• EXERCISE OBJECTIVE: How many lines of the data hold the word "title"? State the number and nothing else.

• EXTRACTED INFORMATION:
*** Begin section ***

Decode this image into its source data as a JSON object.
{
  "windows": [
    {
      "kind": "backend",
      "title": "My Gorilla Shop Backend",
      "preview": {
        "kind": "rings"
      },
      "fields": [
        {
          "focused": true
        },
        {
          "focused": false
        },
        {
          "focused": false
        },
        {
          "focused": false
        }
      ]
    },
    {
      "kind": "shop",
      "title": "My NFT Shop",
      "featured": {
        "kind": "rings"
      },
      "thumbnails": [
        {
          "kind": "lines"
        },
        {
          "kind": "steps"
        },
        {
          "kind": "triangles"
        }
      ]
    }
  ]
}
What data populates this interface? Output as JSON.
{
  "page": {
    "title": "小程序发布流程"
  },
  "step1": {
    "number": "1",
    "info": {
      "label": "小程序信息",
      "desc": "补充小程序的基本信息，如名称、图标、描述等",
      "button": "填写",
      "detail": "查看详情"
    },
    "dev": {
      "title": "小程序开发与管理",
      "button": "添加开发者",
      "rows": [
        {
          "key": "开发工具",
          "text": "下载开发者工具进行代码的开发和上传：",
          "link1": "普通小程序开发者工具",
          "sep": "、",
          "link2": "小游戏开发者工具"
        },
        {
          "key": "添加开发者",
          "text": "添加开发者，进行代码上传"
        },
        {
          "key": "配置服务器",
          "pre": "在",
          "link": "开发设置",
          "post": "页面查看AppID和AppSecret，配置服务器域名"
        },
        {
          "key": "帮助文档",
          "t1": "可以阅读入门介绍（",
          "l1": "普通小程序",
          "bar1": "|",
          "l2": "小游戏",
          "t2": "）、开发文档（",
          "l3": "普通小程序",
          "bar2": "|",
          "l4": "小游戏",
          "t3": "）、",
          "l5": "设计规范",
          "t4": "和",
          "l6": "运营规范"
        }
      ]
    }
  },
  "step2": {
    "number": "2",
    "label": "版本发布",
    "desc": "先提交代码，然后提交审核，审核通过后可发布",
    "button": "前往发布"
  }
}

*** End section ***

• OUTPUT: 4